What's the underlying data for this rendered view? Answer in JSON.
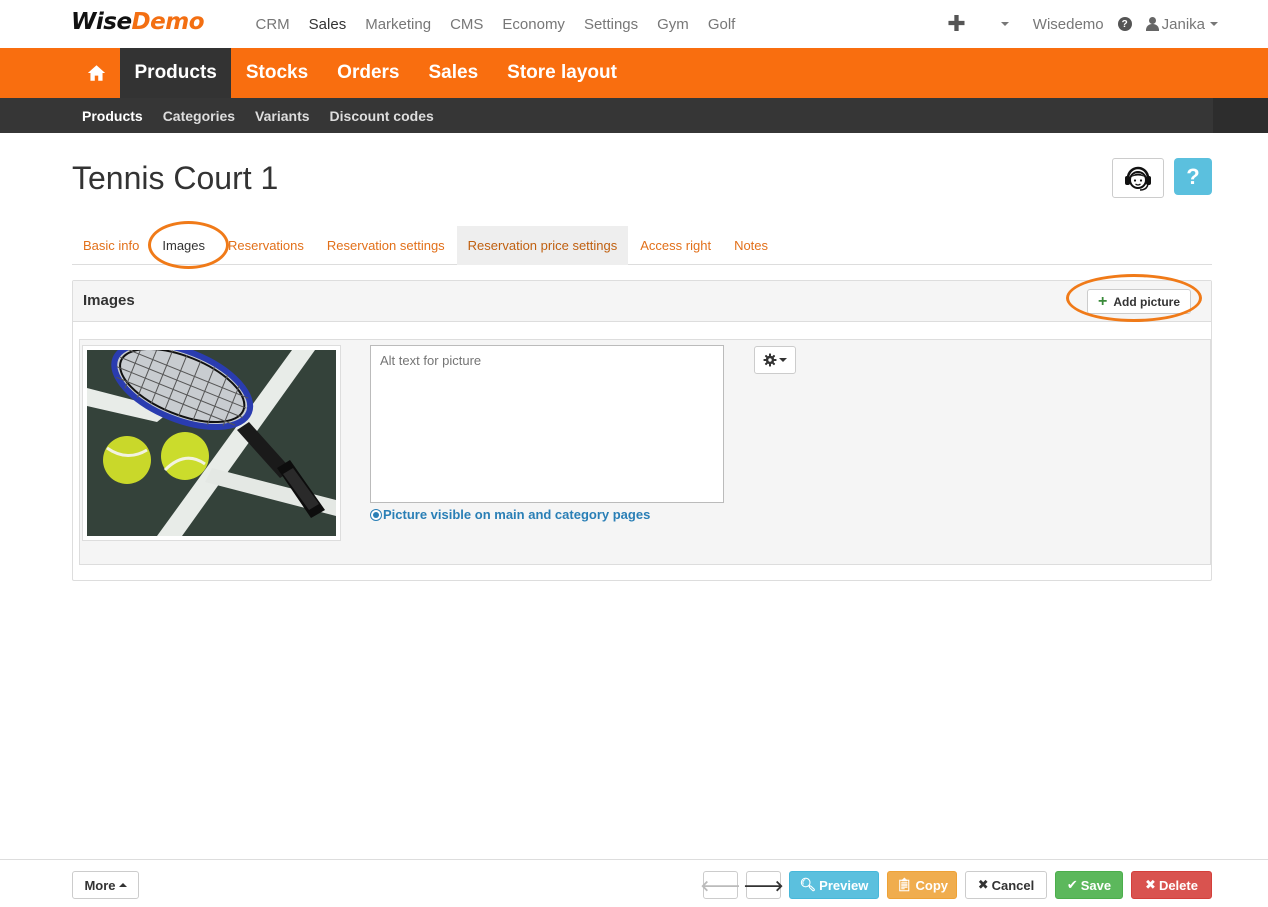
{
  "brand": {
    "part1": "Wise",
    "part2": "Demo"
  },
  "top_nav": [
    {
      "label": "CRM",
      "active": false
    },
    {
      "label": "Sales",
      "active": true
    },
    {
      "label": "Marketing",
      "active": false
    },
    {
      "label": "CMS",
      "active": false
    },
    {
      "label": "Economy",
      "active": false
    },
    {
      "label": "Settings",
      "active": false
    },
    {
      "label": "Gym",
      "active": false
    },
    {
      "label": "Golf",
      "active": false
    }
  ],
  "top_right": {
    "company": "Wisedemo",
    "user": "Janika"
  },
  "main_nav": [
    {
      "label": "Products",
      "active": true
    },
    {
      "label": "Stocks",
      "active": false
    },
    {
      "label": "Orders",
      "active": false
    },
    {
      "label": "Sales",
      "active": false
    },
    {
      "label": "Store layout",
      "active": false
    }
  ],
  "sub_nav": [
    {
      "label": "Products",
      "active": true
    },
    {
      "label": "Categories",
      "active": false
    },
    {
      "label": "Variants",
      "active": false
    },
    {
      "label": "Discount codes",
      "active": false
    }
  ],
  "page": {
    "title": "Tennis Court 1",
    "help_label": "?"
  },
  "tabs": [
    {
      "label": "Basic info"
    },
    {
      "label": "Images"
    },
    {
      "label": "Reservations"
    },
    {
      "label": "Reservation settings"
    },
    {
      "label": "Reservation price settings"
    },
    {
      "label": "Access right"
    },
    {
      "label": "Notes"
    }
  ],
  "images_panel": {
    "title": "Images",
    "add_label": "Add picture",
    "alt_placeholder": "Alt text for picture",
    "alt_value": "",
    "visible_label": "Picture visible on main and category pages"
  },
  "footer": {
    "more": "More",
    "preview": "Preview",
    "copy": "Copy",
    "cancel": "Cancel",
    "save": "Save",
    "delete": "Delete"
  },
  "colors": {
    "accent": "#f96e0f",
    "dark": "#363636",
    "link": "#e2701a",
    "info": "#5bc0de",
    "success": "#5cb85c",
    "danger": "#d9534f",
    "warning": "#f0ad4e"
  }
}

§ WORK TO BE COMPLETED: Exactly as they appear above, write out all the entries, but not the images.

§ ANSWER SECTION:
What's the underlying data for this rendered view? Answer in JSON.
{
  "brand": {
    "part1": "Wise",
    "part2": "Demo"
  },
  "top_nav": [
    {
      "label": "CRM",
      "active": false
    },
    {
      "label": "Sales",
      "active": true
    },
    {
      "label": "Marketing",
      "active": false
    },
    {
      "label": "CMS",
      "active": false
    },
    {
      "label": "Economy",
      "active": false
    },
    {
      "label": "Settings",
      "active": false
    },
    {
      "label": "Gym",
      "active": false
    },
    {
      "label": "Golf",
      "active": false
    }
  ],
  "top_right": {
    "company": "Wisedemo",
    "user": "Janika"
  },
  "main_nav": [
    {
      "label": "Products",
      "active": true
    },
    {
      "label": "Stocks",
      "active": false
    },
    {
      "label": "Orders",
      "active": false
    },
    {
      "label": "Sales",
      "active": false
    },
    {
      "label": "Store layout",
      "active": false
    }
  ],
  "sub_nav": [
    {
      "label": "Products",
      "active": true
    },
    {
      "label": "Categories",
      "active": false
    },
    {
      "label": "Variants",
      "active": false
    },
    {
      "label": "Discount codes",
      "active": false
    }
  ],
  "page": {
    "title": "Tennis Court 1",
    "help_label": "?"
  },
  "tabs": [
    {
      "label": "Basic info"
    },
    {
      "label": "Images"
    },
    {
      "label": "Reservations"
    },
    {
      "label": "Reservation settings"
    },
    {
      "label": "Reservation price settings"
    },
    {
      "label": "Access right"
    },
    {
      "label": "Notes"
    }
  ],
  "images_panel": {
    "title": "Images",
    "add_label": "Add picture",
    "alt_placeholder": "Alt text for picture",
    "alt_value": "",
    "visible_label": "Picture visible on main and category pages"
  },
  "footer": {
    "more": "More",
    "preview": "Preview",
    "copy": "Copy",
    "cancel": "Cancel",
    "save": "Save",
    "delete": "Delete"
  },
  "colors": {
    "accent": "#f96e0f",
    "dark": "#363636",
    "link": "#e2701a",
    "info": "#5bc0de",
    "success": "#5cb85c",
    "danger": "#d9534f",
    "warning": "#f0ad4e"
  }
}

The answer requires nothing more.